Talos - Wild Alee: a spectacularly assured debut deserving of a wide audience
Feel Good Lost
Architect by trade, musician by calling, Corkman Eoin French’s debut bears the hallmarks of its unrushed, nomadic gestation. Written and recorded in Iceland, Dublin and west Cork with coproducer Ross Dowling, Wild Alee fulfils the promise of several ear-catching singles released over the past three years.
Those songs – of which Tethered Bones, In Time and Your Love Is An Island feature here – highlighted a new talent worth monitoring, their lonely, introspective cores wrapped in warm pop hooks. Pop songs not made for the dancefloor.
Live shows and the addition of a six-piece band helped French tease out further ideas and angles within his compositions, allowing the work to form in its own time. Join the dots between James Blake, Jon Hopkins and London Grammar to get a clearer vision of where French is coming from.
- Mendelssohn: Violin Concerto; Hebrides Overture; Symphony No 5 review: bringing Mendelssohn back to basics
- Steve Martin and The Steep Canyon Rangers - The Long Awaited Album review: some laughs with your bluegrass
- ‘The artist needs to know there isn’t just one path. It’s not just: do a Hozier’
- The Horrors: V – Raiding the 1980s synth-pop vaults
- Mark Guiliana Jazz Quartet: Artfully poised between tradition and invention
- Britten’s opera stumbles from the small screen to the live stage
- Willie Watson - Folksinger Vol 2 review: songs sung pure
- Morrissey attacks media on new single Spent the Day in Bed
- Rostam: An interview with an ex-Vampire
- The National review: A little help from friends, a little majesty in Cork
Listen to his wonderful falsetto, the reverb-drenched guitar and bubbling electronic undercurrents on the likes of brooding slow-burners Runaway and Odyssey to get a sense of where he can go. Odyssey, in particular, goes straight for the heart. A love song weighed down with sorrow, the definitive statement of a restless soul, it switches at its midpoint from spacious ballad to a spectacular, rousing call to arms for the forlorn.
Similarly This Is Us Colliding serves as a comforting anchor for the rudderless, dreamily building to a multi-layered crescendo.
It’s not all ecstatic payoffs and aspiring anthems.

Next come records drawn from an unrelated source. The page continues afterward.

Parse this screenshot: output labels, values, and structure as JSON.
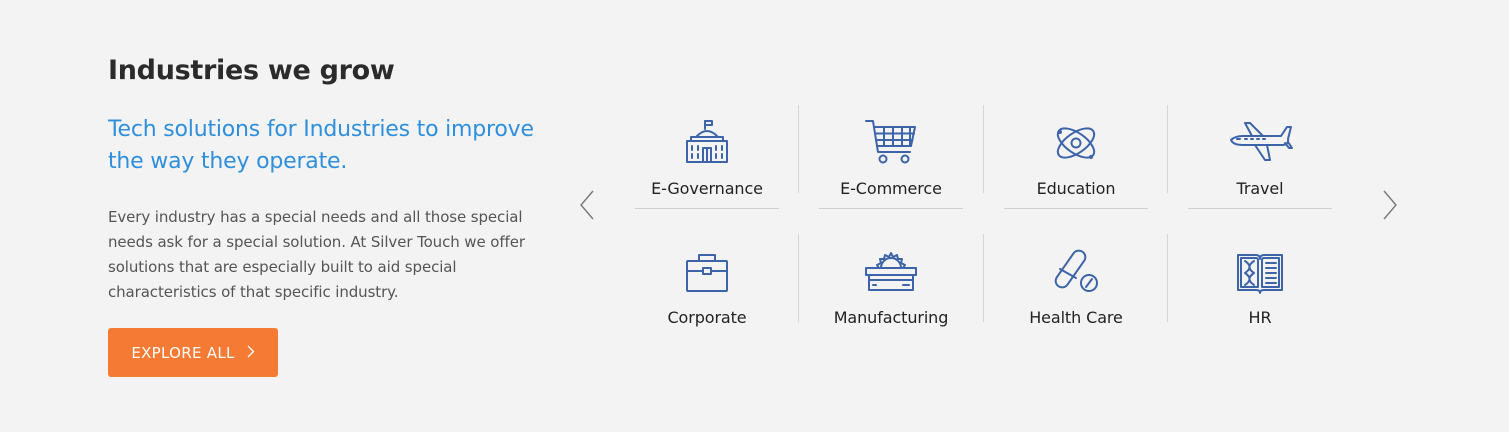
{
  "section": {
    "title": "Industries we grow",
    "subtitle": "Tech solutions for Industries to improve the way they operate.",
    "description": "Every industry has a special needs and all those special needs ask for a special solution. At Silver Touch we offer solutions that are especially built to aid special characteristics of that specific industry.",
    "cta_label": "EXPLORE ALL",
    "cta_icon": "chevron-right-icon"
  },
  "colors": {
    "background": "#f3f3f3",
    "accent_blue": "#2f8fdc",
    "icon_blue": "#3d63a8",
    "button_orange": "#f57a33"
  },
  "carousel": {
    "prev_icon": "chevron-left-icon",
    "next_icon": "chevron-right-icon",
    "industries": [
      {
        "label": "E-Governance",
        "icon": "government-building-icon"
      },
      {
        "label": "E-Commerce",
        "icon": "shopping-cart-icon"
      },
      {
        "label": "Education",
        "icon": "atom-icon"
      },
      {
        "label": "Travel",
        "icon": "airplane-icon"
      },
      {
        "label": "Corporate",
        "icon": "briefcase-icon"
      },
      {
        "label": "Manufacturing",
        "icon": "saw-machine-icon"
      },
      {
        "label": "Health Care",
        "icon": "pills-icon"
      },
      {
        "label": "HR",
        "icon": "dna-book-icon"
      }
    ]
  }
}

The careful track positioning of more acoustic numbers like the Satie-esque piano and voices of Piece(s) or the Beckett-inspired Endgame provide pace and balance to proceedings and the darker 209 and cinematic instrumental Wetlands signpost the wide aural expanse French can lay claim to.
A ringing endorsement of patience and commitment in following the creative path as well as a spectacularly assured collection inspired by these shores and beyond, Wild Alee deserves an equally far-reaching audience.